[[ Information shown open ]]

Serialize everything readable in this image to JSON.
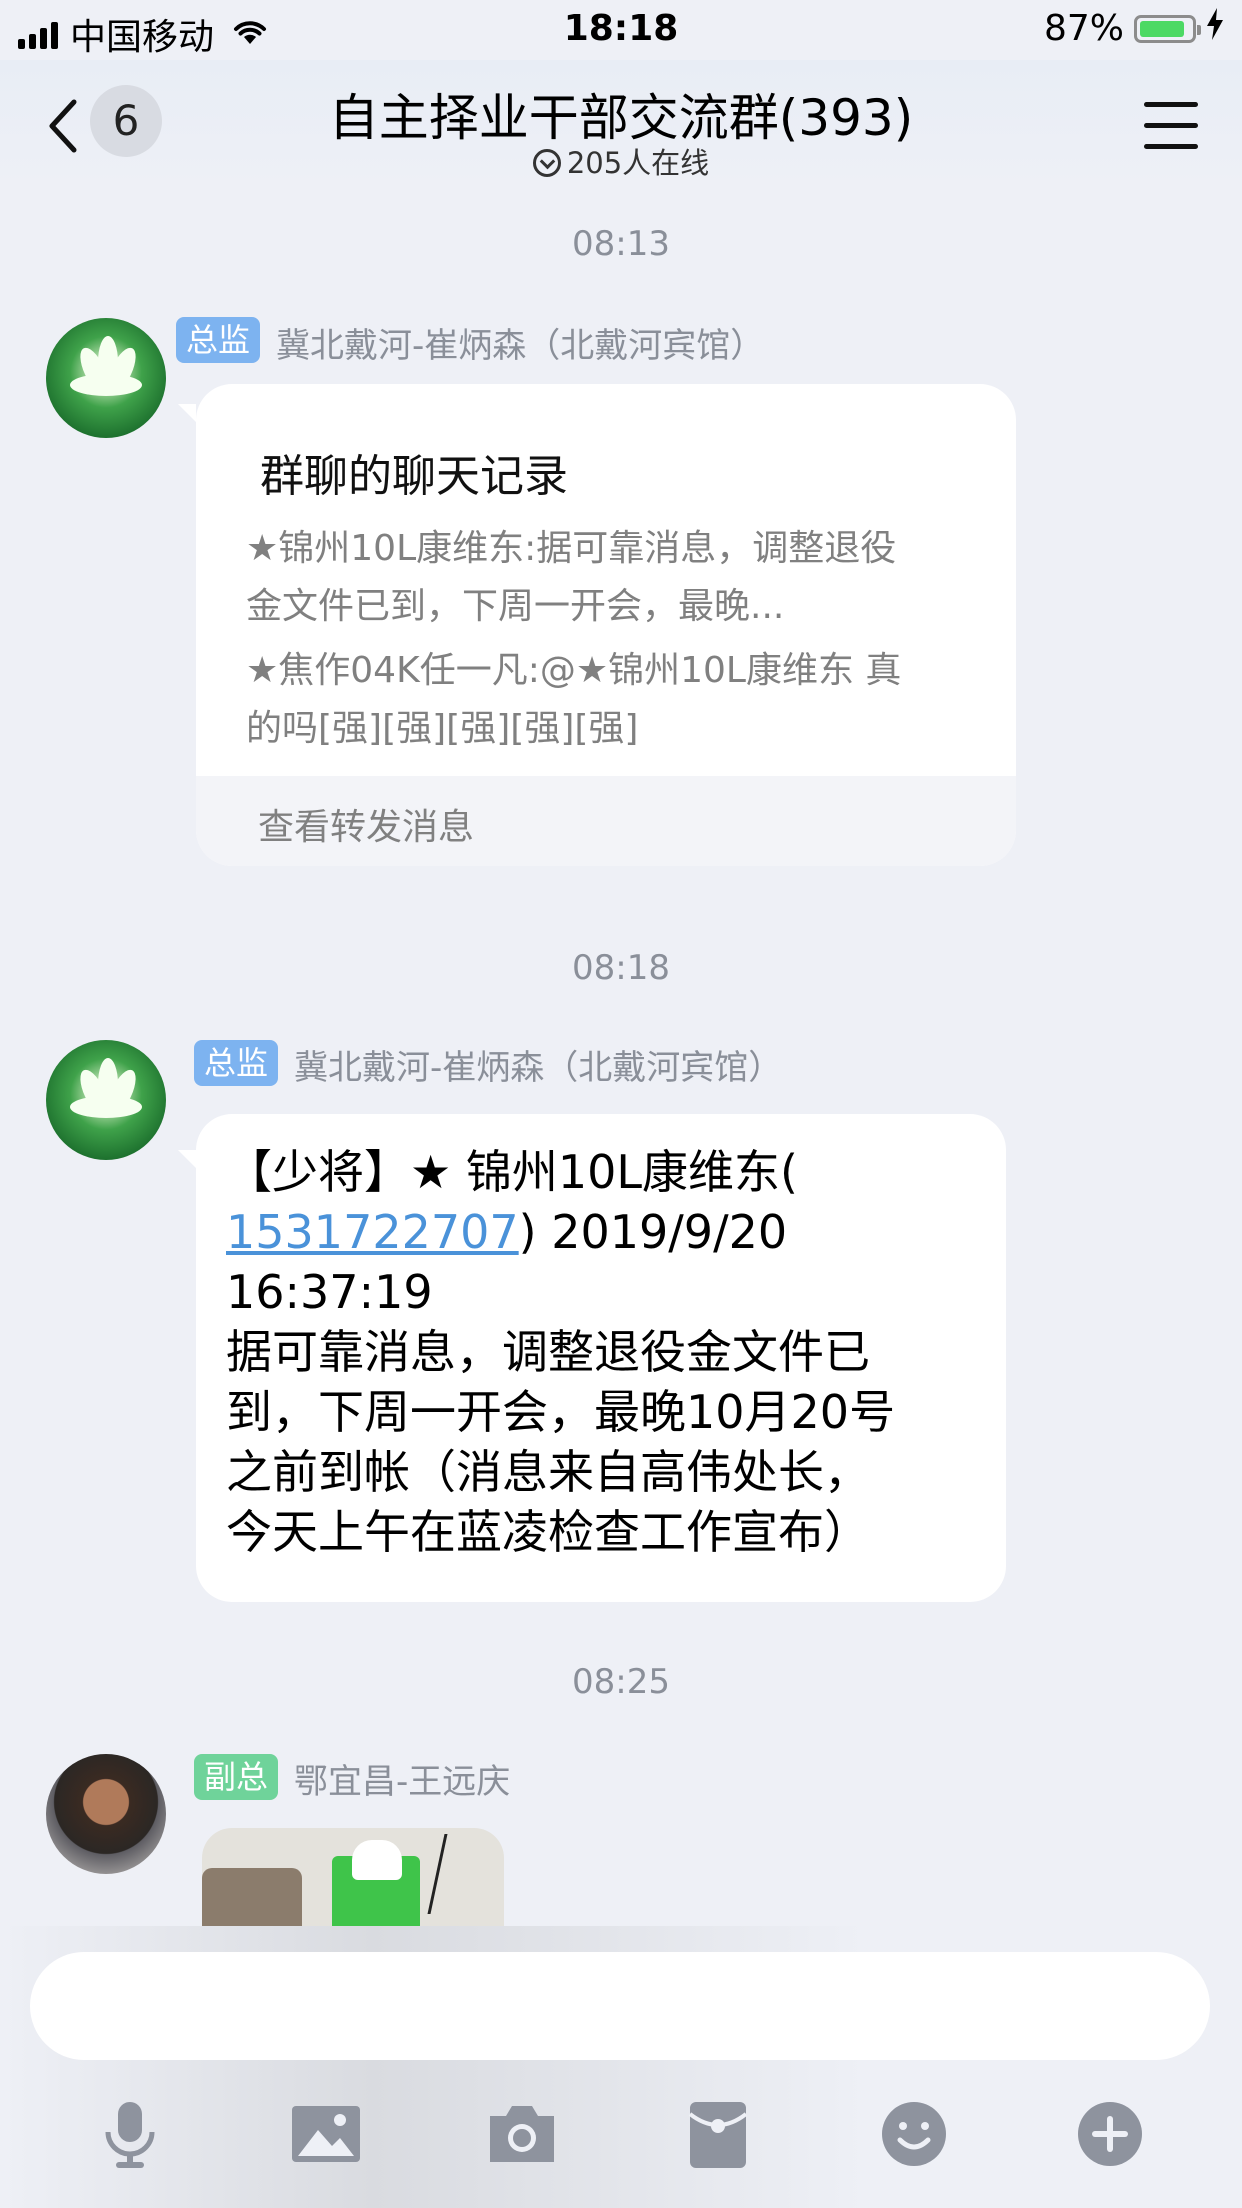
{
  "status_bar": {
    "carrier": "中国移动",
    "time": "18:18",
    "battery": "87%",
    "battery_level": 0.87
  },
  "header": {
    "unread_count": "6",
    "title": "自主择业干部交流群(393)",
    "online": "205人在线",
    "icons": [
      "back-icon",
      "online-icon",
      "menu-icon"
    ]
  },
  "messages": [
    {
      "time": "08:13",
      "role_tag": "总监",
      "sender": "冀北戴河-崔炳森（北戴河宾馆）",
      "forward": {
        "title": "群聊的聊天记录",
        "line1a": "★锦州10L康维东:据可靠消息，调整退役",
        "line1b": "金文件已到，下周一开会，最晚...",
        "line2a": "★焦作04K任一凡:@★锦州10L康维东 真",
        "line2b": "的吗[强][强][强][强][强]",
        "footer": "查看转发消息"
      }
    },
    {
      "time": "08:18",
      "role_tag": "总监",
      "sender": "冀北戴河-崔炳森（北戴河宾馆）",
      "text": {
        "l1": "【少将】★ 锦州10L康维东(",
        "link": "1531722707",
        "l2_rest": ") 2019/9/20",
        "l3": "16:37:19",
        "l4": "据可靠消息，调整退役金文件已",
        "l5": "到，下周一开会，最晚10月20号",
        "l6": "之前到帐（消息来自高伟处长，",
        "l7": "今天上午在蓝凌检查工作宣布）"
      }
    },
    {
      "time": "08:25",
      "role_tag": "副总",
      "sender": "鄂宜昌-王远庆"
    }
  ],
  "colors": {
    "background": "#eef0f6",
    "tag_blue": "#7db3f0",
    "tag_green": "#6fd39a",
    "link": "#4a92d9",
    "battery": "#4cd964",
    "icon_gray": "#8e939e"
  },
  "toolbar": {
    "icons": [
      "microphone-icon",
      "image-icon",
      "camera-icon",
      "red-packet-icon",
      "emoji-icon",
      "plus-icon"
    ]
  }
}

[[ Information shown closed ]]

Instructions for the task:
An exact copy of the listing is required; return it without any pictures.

Solution:
Serialize everything readable in this image to JSON.
{
  "status_bar": {
    "carrier": "中国移动",
    "time": "18:18",
    "battery": "87%",
    "battery_level": 0.87
  },
  "header": {
    "unread_count": "6",
    "title": "自主择业干部交流群(393)",
    "online": "205人在线",
    "icons": [
      "back-icon",
      "online-icon",
      "menu-icon"
    ]
  },
  "messages": [
    {
      "time": "08:13",
      "role_tag": "总监",
      "sender": "冀北戴河-崔炳森（北戴河宾馆）",
      "forward": {
        "title": "群聊的聊天记录",
        "line1a": "★锦州10L康维东:据可靠消息，调整退役",
        "line1b": "金文件已到，下周一开会，最晚...",
        "line2a": "★焦作04K任一凡:@★锦州10L康维东 真",
        "line2b": "的吗[强][强][强][强][强]",
        "footer": "查看转发消息"
      }
    },
    {
      "time": "08:18",
      "role_tag": "总监",
      "sender": "冀北戴河-崔炳森（北戴河宾馆）",
      "text": {
        "l1": "【少将】★ 锦州10L康维东(",
        "link": "1531722707",
        "l2_rest": ") 2019/9/20",
        "l3": "16:37:19",
        "l4": "据可靠消息，调整退役金文件已",
        "l5": "到，下周一开会，最晚10月20号",
        "l6": "之前到帐（消息来自高伟处长，",
        "l7": "今天上午在蓝凌检查工作宣布）"
      }
    },
    {
      "time": "08:25",
      "role_tag": "副总",
      "sender": "鄂宜昌-王远庆"
    }
  ],
  "colors": {
    "background": "#eef0f6",
    "tag_blue": "#7db3f0",
    "tag_green": "#6fd39a",
    "link": "#4a92d9",
    "battery": "#4cd964",
    "icon_gray": "#8e939e"
  },
  "toolbar": {
    "icons": [
      "microphone-icon",
      "image-icon",
      "camera-icon",
      "red-packet-icon",
      "emoji-icon",
      "plus-icon"
    ]
  }
}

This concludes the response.